Required action »
Scan the records for the word "JSON". Copy each line that includes it.

* * *

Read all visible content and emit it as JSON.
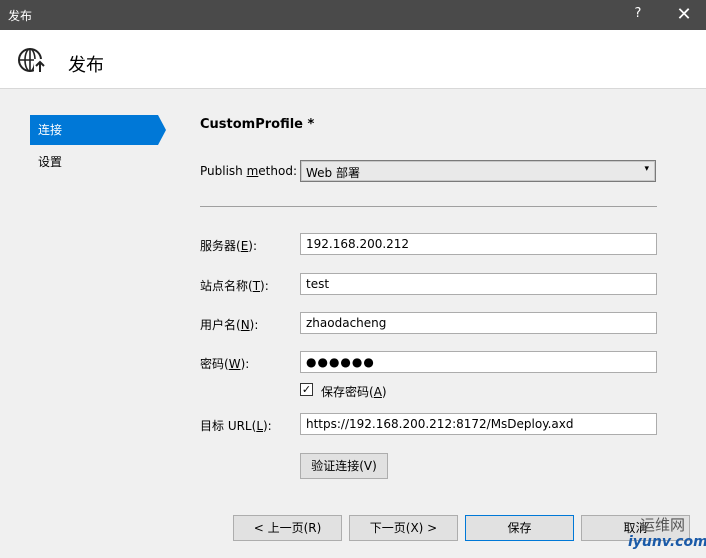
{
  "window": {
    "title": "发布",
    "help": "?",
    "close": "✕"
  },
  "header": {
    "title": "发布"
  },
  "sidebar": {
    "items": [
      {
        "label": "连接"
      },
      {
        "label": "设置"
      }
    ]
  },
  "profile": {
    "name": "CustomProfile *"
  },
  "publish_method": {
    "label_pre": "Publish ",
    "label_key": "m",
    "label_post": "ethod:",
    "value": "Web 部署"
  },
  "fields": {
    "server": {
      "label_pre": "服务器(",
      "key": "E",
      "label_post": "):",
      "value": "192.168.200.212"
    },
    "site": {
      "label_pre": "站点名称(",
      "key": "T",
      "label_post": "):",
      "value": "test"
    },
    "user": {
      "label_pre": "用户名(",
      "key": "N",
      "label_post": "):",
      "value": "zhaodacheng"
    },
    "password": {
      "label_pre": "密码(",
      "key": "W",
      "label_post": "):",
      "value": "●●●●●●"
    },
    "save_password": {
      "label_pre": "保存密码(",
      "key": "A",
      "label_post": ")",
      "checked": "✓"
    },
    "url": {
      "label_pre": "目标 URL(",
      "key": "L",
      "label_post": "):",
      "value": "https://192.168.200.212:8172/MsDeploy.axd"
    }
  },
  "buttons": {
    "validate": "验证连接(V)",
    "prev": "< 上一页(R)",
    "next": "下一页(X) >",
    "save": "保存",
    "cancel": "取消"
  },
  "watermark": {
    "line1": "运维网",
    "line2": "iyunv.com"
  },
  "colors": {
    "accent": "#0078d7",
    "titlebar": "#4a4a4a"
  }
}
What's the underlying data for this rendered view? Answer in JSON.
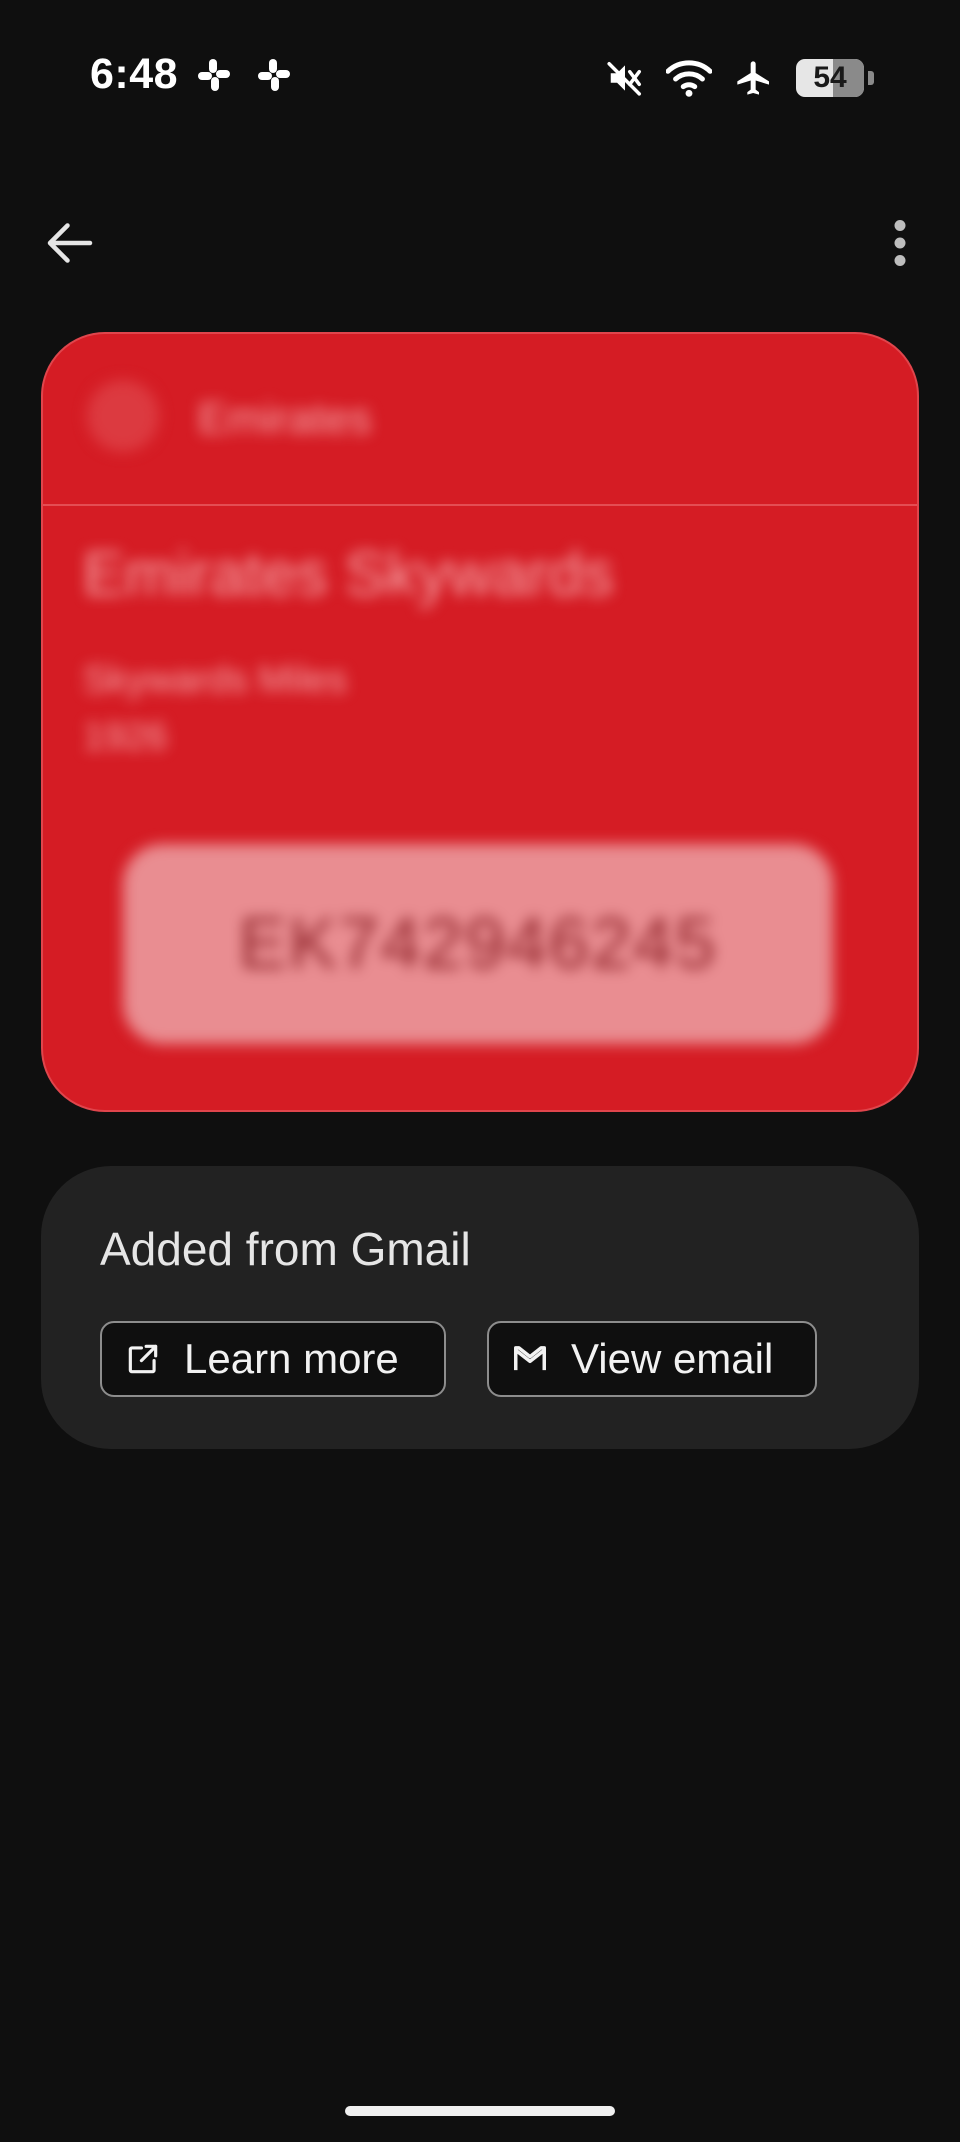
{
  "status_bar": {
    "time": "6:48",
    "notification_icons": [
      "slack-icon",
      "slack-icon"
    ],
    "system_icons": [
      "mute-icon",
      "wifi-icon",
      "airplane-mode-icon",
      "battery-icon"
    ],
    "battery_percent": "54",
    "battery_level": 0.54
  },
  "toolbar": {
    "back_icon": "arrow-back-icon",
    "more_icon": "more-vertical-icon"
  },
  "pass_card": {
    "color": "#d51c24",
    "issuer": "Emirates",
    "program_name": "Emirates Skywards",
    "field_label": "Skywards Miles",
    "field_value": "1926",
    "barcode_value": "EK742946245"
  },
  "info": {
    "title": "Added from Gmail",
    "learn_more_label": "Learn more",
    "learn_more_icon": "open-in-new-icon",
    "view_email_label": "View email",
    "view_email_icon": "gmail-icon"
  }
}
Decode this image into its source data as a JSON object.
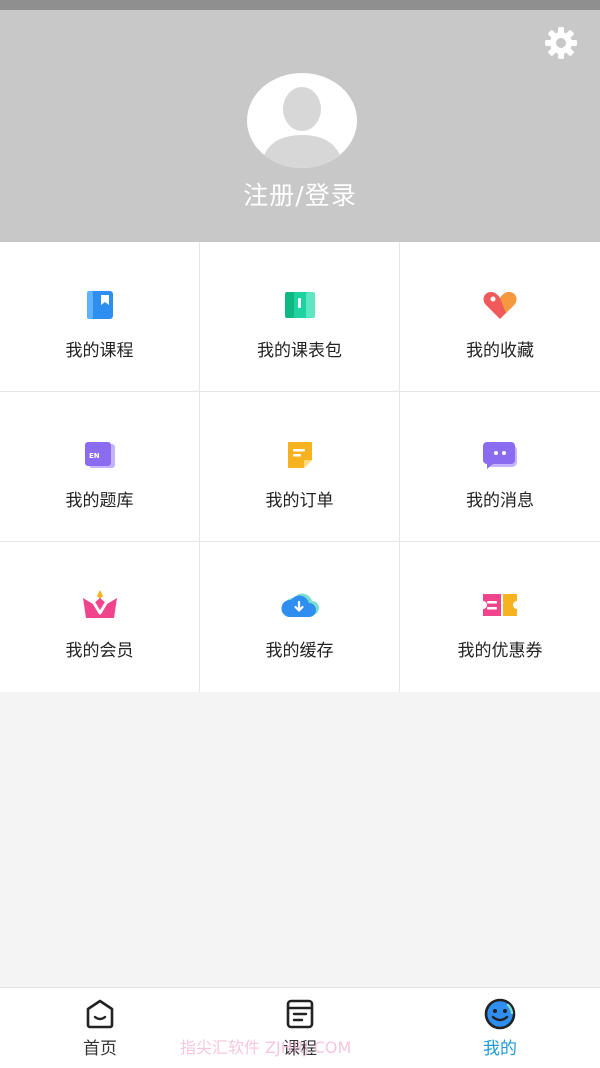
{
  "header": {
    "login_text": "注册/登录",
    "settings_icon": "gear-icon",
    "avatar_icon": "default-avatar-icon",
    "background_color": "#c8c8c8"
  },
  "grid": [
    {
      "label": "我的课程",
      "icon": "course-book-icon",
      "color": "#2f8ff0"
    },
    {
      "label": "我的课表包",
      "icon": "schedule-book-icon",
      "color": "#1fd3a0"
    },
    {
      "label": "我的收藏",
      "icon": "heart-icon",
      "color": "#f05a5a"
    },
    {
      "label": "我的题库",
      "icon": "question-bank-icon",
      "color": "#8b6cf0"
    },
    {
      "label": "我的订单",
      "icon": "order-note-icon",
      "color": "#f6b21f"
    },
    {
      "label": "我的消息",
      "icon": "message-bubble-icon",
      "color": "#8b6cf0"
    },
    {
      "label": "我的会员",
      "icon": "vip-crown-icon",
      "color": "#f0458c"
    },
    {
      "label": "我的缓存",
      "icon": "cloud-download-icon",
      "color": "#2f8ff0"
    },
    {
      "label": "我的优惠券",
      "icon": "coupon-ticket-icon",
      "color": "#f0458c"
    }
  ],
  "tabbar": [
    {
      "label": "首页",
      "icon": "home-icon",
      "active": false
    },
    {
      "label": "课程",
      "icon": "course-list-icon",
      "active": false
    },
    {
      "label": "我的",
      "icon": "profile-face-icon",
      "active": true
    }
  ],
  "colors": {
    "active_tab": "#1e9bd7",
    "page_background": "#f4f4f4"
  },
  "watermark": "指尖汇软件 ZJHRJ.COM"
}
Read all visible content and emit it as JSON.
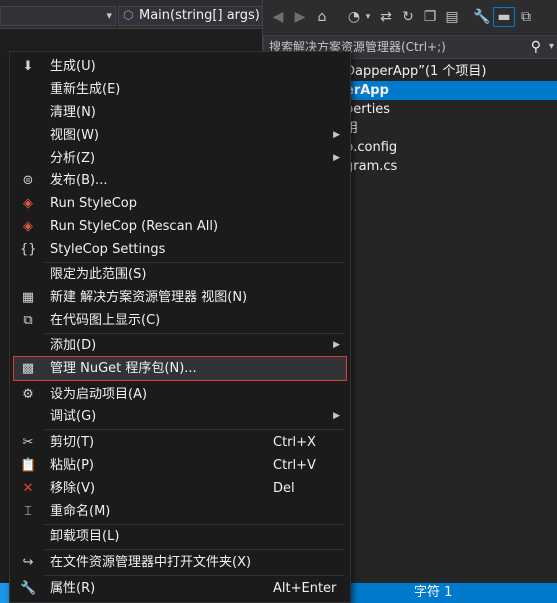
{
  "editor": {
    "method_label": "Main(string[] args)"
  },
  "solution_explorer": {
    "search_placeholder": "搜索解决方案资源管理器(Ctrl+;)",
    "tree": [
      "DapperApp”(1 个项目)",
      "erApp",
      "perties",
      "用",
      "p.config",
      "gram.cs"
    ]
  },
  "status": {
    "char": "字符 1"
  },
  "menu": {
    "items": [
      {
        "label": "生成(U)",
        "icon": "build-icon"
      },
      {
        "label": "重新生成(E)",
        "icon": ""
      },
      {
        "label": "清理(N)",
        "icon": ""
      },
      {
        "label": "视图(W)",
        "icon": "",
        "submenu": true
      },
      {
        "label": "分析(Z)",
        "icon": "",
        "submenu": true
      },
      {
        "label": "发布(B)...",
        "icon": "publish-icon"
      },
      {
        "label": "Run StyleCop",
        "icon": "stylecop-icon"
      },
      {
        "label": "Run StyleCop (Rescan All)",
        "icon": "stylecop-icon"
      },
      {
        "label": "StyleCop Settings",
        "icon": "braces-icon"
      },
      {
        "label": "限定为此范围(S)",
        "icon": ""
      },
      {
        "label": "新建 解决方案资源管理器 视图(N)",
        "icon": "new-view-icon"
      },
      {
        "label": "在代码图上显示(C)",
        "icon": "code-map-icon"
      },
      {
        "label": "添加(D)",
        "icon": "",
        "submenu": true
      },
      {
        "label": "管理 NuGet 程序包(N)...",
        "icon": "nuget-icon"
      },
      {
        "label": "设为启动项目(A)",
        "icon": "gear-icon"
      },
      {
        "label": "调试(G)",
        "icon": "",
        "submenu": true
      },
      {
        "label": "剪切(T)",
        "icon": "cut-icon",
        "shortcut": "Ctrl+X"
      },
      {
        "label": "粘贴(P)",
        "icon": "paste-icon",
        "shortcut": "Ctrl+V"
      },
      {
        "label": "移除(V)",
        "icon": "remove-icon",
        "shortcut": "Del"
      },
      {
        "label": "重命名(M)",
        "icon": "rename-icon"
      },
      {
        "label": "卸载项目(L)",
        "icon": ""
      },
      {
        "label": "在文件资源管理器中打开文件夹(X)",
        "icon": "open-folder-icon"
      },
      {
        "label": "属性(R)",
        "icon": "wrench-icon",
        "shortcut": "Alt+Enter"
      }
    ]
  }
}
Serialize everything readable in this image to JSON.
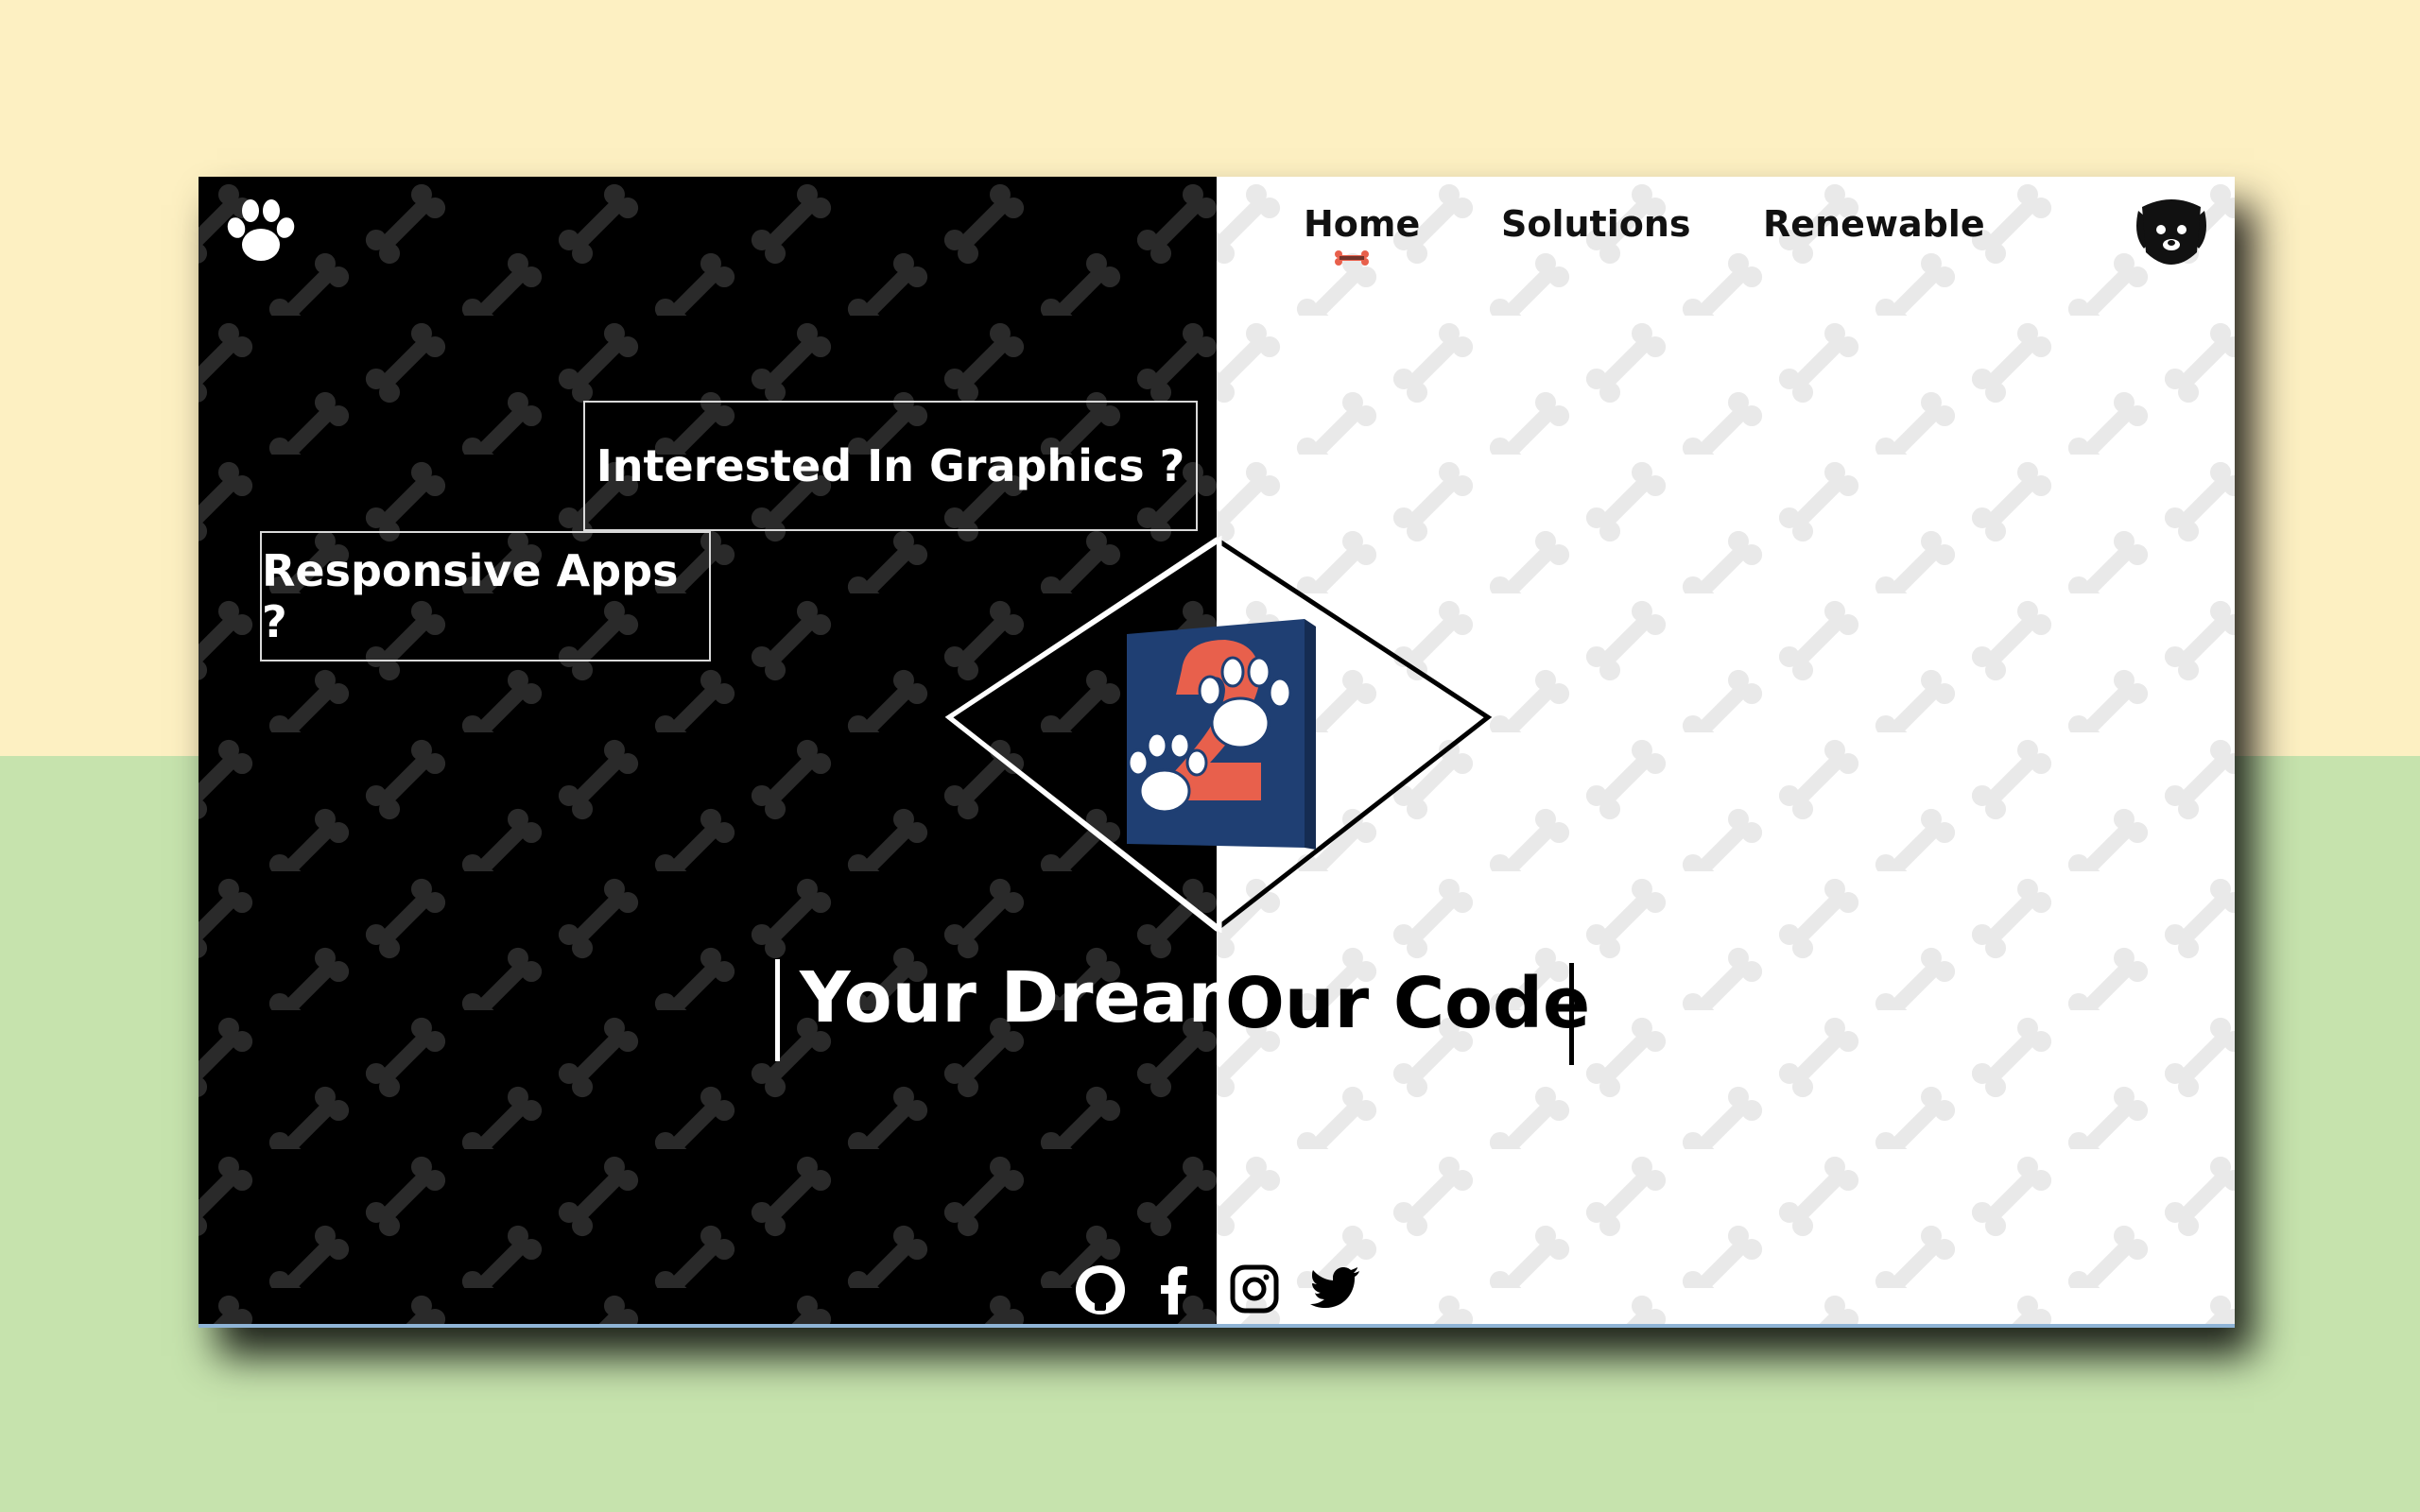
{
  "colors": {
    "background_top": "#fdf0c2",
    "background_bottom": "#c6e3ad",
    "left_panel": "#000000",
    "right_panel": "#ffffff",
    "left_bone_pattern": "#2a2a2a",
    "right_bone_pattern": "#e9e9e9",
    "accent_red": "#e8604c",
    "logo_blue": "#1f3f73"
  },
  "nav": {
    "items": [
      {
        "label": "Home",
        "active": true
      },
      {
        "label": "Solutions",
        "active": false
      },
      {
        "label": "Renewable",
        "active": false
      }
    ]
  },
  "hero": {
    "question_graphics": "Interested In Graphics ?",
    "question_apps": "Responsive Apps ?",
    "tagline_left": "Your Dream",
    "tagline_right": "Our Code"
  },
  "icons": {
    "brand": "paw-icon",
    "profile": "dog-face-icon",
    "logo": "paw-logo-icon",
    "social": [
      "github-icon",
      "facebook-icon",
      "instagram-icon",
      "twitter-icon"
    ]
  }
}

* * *

Task solution »
Read all visible content and emit it as JSON.
What's the underlying data for this rendered view? Answer in JSON.
Decode this image into its source data as a JSON object.
Read all visible content and emit it as JSON.
Serialize everything readable in this image to JSON.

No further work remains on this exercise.